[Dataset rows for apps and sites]
━━━━━━━━
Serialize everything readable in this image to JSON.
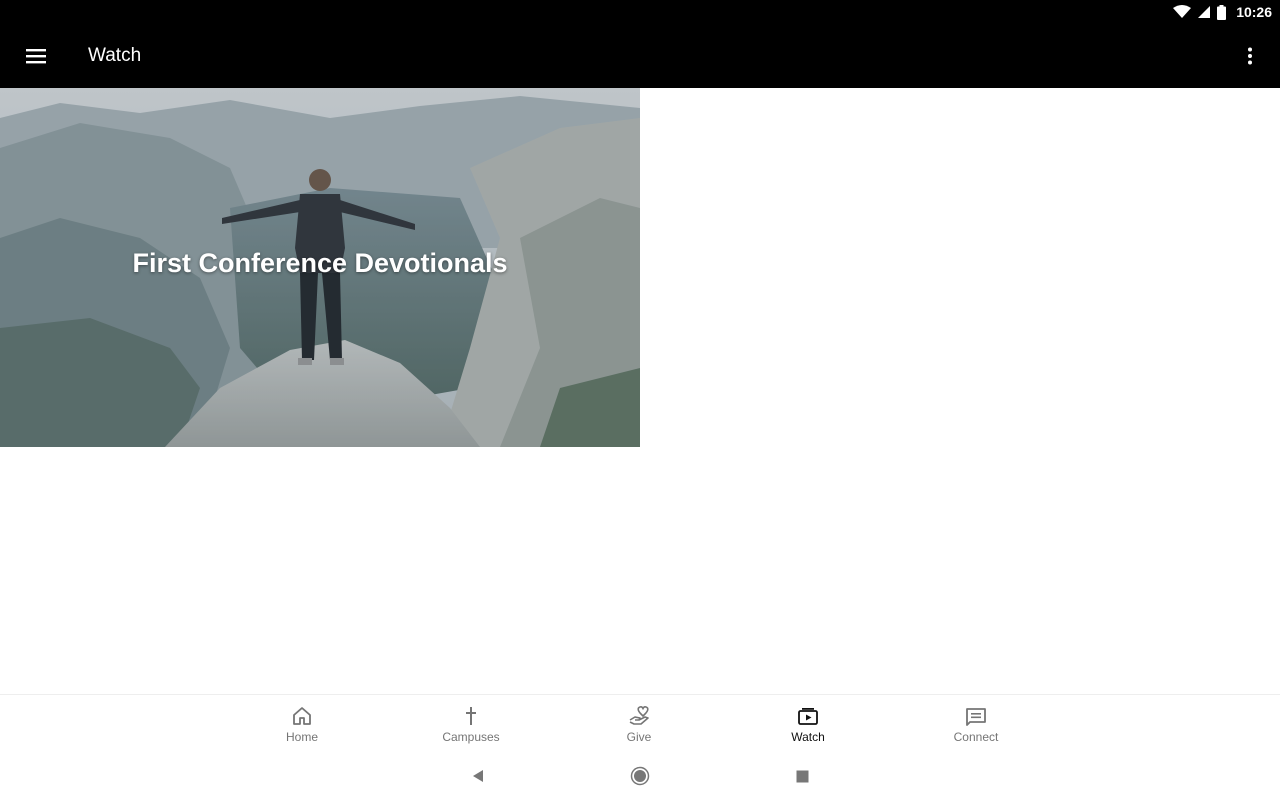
{
  "status_bar": {
    "time": "10:26"
  },
  "app_bar": {
    "title": "Watch"
  },
  "content": {
    "cards": [
      {
        "title": "First Conference Devotionals"
      }
    ]
  },
  "bottom_nav": {
    "items": [
      {
        "label": "Home",
        "icon": "home-icon"
      },
      {
        "label": "Campuses",
        "icon": "cross-icon"
      },
      {
        "label": "Give",
        "icon": "give-hand-heart-icon"
      },
      {
        "label": "Watch",
        "icon": "video-play-icon",
        "active": true
      },
      {
        "label": "Connect",
        "icon": "message-icon"
      }
    ]
  },
  "colors": {
    "bar": "#000000",
    "active": "#111111",
    "inactive": "#757575"
  }
}
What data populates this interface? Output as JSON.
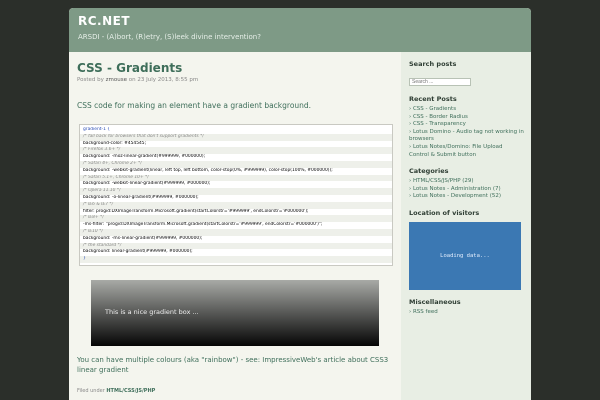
{
  "site": {
    "title": "RC.NET",
    "description": "ARSDI - (A)bort, (R)etry, (S)leek divine intervention?"
  },
  "post": {
    "title": "CSS - Gradients",
    "meta_prefix": "Posted by",
    "author": "zmouse",
    "meta_on": "on",
    "date": "23 July 2013, 8:55 pm",
    "intro": "CSS code for making an element have a gradient background.",
    "code_lines": [
      {
        "text": "gradient-1 {",
        "kind": "sel"
      },
      {
        "text": "  /* fall back for browsers that don't support gradients */",
        "kind": "com"
      },
      {
        "text": "  background-color: #454545;",
        "kind": "code"
      },
      {
        "text": "  /* Firefox 3.6+ */",
        "kind": "com"
      },
      {
        "text": "  background: -moz-linear-gradient(#999999, #000000);",
        "kind": "code"
      },
      {
        "text": "  /* Safari 4+, Chrome 2+ */",
        "kind": "com"
      },
      {
        "text": "  background: -webkit-gradient(linear, left top, left bottom, color-stop(0%, #999999), color-stop(100%, #000000));",
        "kind": "code"
      },
      {
        "text": "  /* Safari 5.1+, Chrome 10+ */",
        "kind": "com"
      },
      {
        "text": "  background: -webkit-linear-gradient(#999999, #000000);",
        "kind": "code"
      },
      {
        "text": "  /* Opera 11.10 */",
        "kind": "com"
      },
      {
        "text": "  background: -o-linear-gradient(#999999, #000000);",
        "kind": "code"
      },
      {
        "text": "  /* IE6 & IE7 */",
        "kind": "com"
      },
      {
        "text": "  filter: progid:DXImageTransform.Microsoft.gradient(startColorstr='#999999', endColorstr='#000000');",
        "kind": "code"
      },
      {
        "text": "  /* IE8+ */",
        "kind": "com"
      },
      {
        "text": "  -ms-filter: \"progid:DXImageTransform.Microsoft.gradient(startColorstr='#999999', endColorstr='#000000')\";",
        "kind": "code"
      },
      {
        "text": "  /* IE10 */",
        "kind": "com"
      },
      {
        "text": "  background: -ms-linear-gradient(#999999, #000000);",
        "kind": "code"
      },
      {
        "text": "  /* the standard */",
        "kind": "com"
      },
      {
        "text": "  background: linear-gradient(#999999, #000000);",
        "kind": "code"
      },
      {
        "text": "}",
        "kind": "sel"
      }
    ],
    "demo_text": "This is a nice gradient box ...",
    "multi_text": "You can have multiple colours (aka \"rainbow\") - see: ImpressiveWeb's article about CSS3 linear gradient",
    "filed_prefix": "Filed under",
    "filed_category": "HTML/CSS/JS/PHP"
  },
  "sidebar": {
    "search_heading": "Search posts",
    "search_placeholder": "Search ...",
    "recent_heading": "Recent Posts",
    "recent": [
      "CSS - Gradients",
      "CSS - Border Radius",
      "CSS - Transparency",
      "Lotus Domino - Audio tag not working in browsers",
      "Lotus Notes/Domino: File Upload Control & Submit button"
    ],
    "categories_heading": "Categories",
    "categories": [
      {
        "name": "HTML/CSS/JS/PHP",
        "count": "(29)"
      },
      {
        "name": "Lotus Notes - Administration",
        "count": "(7)"
      },
      {
        "name": "Lotus Notes - Development",
        "count": "(52)"
      }
    ],
    "visitors_heading": "Location of visitors",
    "map_text": "Loading data...",
    "misc_heading": "Miscellaneous",
    "misc": [
      "RSS feed"
    ]
  },
  "colors": {
    "header_bg": "#7e9a86",
    "accent_green": "#3e6e5a",
    "map_blue": "#3b78b3",
    "page_bg": "#2b2f2a"
  }
}
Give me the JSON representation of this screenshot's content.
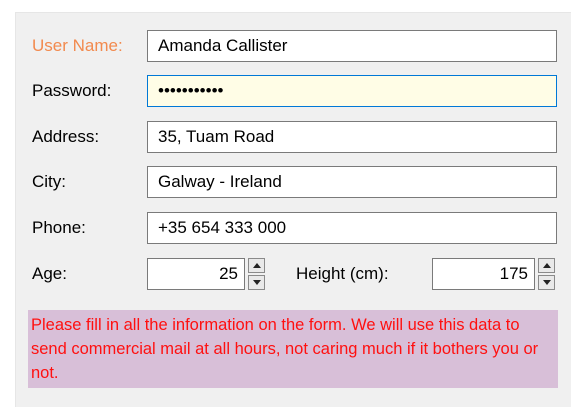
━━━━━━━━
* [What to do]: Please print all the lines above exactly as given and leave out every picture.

* [Exercise answer]:
Serialize everything readable in this image to JSON.
{
  "status_bar": {
    "time": "10:26"
  },
  "app_bar": {
    "title": "Watch"
  },
  "content": {
    "cards": [
      {
        "title": "First Conference Devotionals"
      }
    ]
  },
  "bottom_nav": {
    "items": [
      {
        "label": "Home",
        "icon": "home-icon"
      },
      {
        "label": "Campuses",
        "icon": "cross-icon"
      },
      {
        "label": "Give",
        "icon": "give-hand-heart-icon"
      },
      {
        "label": "Watch",
        "icon": "video-play-icon",
        "active": true
      },
      {
        "label": "Connect",
        "icon": "message-icon"
      }
    ]
  },
  "colors": {
    "bar": "#000000",
    "active": "#111111",
    "inactive": "#757575"
  }
}
What data populates this interface? Output as JSON.
{
  "site": {
    "title": "RC.NET",
    "description": "ARSDI - (A)bort, (R)etry, (S)leek divine intervention?"
  },
  "post": {
    "title": "CSS - Gradients",
    "meta_prefix": "Posted by",
    "author": "zmouse",
    "meta_on": "on",
    "date": "23 July 2013, 8:55 pm",
    "intro": "CSS code for making an element have a gradient background.",
    "code_lines": [
      {
        "text": "gradient-1 {",
        "kind": "sel"
      },
      {
        "text": "  /* fall back for browsers that don't support gradients */",
        "kind": "com"
      },
      {
        "text": "  background-color: #454545;",
        "kind": "code"
      },
      {
        "text": "  /* Firefox 3.6+ */",
        "kind": "com"
      },
      {
        "text": "  background: -moz-linear-gradient(#999999, #000000);",
        "kind": "code"
      },
      {
        "text": "  /* Safari 4+, Chrome 2+ */",
        "kind": "com"
      },
      {
        "text": "  background: -webkit-gradient(linear, left top, left bottom, color-stop(0%, #999999), color-stop(100%, #000000));",
        "kind": "code"
      },
      {
        "text": "  /* Safari 5.1+, Chrome 10+ */",
        "kind": "com"
      },
      {
        "text": "  background: -webkit-linear-gradient(#999999, #000000);",
        "kind": "code"
      },
      {
        "text": "  /* Opera 11.10 */",
        "kind": "com"
      },
      {
        "text": "  background: -o-linear-gradient(#999999, #000000);",
        "kind": "code"
      },
      {
        "text": "  /* IE6 & IE7 */",
        "kind": "com"
      },
      {
        "text": "  filter: progid:DXImageTransform.Microsoft.gradient(startColorstr='#999999', endColorstr='#000000');",
        "kind": "code"
      },
      {
        "text": "  /* IE8+ */",
        "kind": "com"
      },
      {
        "text": "  -ms-filter: \"progid:DXImageTransform.Microsoft.gradient(startColorstr='#999999', endColorstr='#000000')\";",
        "kind": "code"
      },
      {
        "text": "  /* IE10 */",
        "kind": "com"
      },
      {
        "text": "  background: -ms-linear-gradient(#999999, #000000);",
        "kind": "code"
      },
      {
        "text": "  /* the standard */",
        "kind": "com"
      },
      {
        "text": "  background: linear-gradient(#999999, #000000);",
        "kind": "code"
      },
      {
        "text": "}",
        "kind": "sel"
      }
    ],
    "demo_text": "This is a nice gradient box ...",
    "multi_text": "You can have multiple colours (aka \"rainbow\") - see: ImpressiveWeb's article about CSS3 linear gradient",
    "filed_prefix": "Filed under",
    "filed_category": "HTML/CSS/JS/PHP"
  },
  "sidebar": {
    "search_heading": "Search posts",
    "search_placeholder": "Search ...",
    "recent_heading": "Recent Posts",
    "recent": [
      "CSS - Gradients",
      "CSS - Border Radius",
      "CSS - Transparency",
      "Lotus Domino - Audio tag not working in browsers",
      "Lotus Notes/Domino: File Upload Control & Submit button"
    ],
    "categories_heading": "Categories",
    "categories": [
      {
        "name": "HTML/CSS/JS/PHP",
        "count": "(29)"
      },
      {
        "name": "Lotus Notes - Administration",
        "count": "(7)"
      },
      {
        "name": "Lotus Notes - Development",
        "count": "(52)"
      }
    ],
    "visitors_heading": "Location of visitors",
    "map_text": "Loading data...",
    "misc_heading": "Miscellaneous",
    "misc": [
      "RSS feed"
    ]
  },
  "colors": {
    "header_bg": "#7e9a86",
    "accent_green": "#3e6e5a",
    "map_blue": "#3b78b3",
    "page_bg": "#2b2f2a"
  }
}
Give me the JSON representation of this screenshot's content.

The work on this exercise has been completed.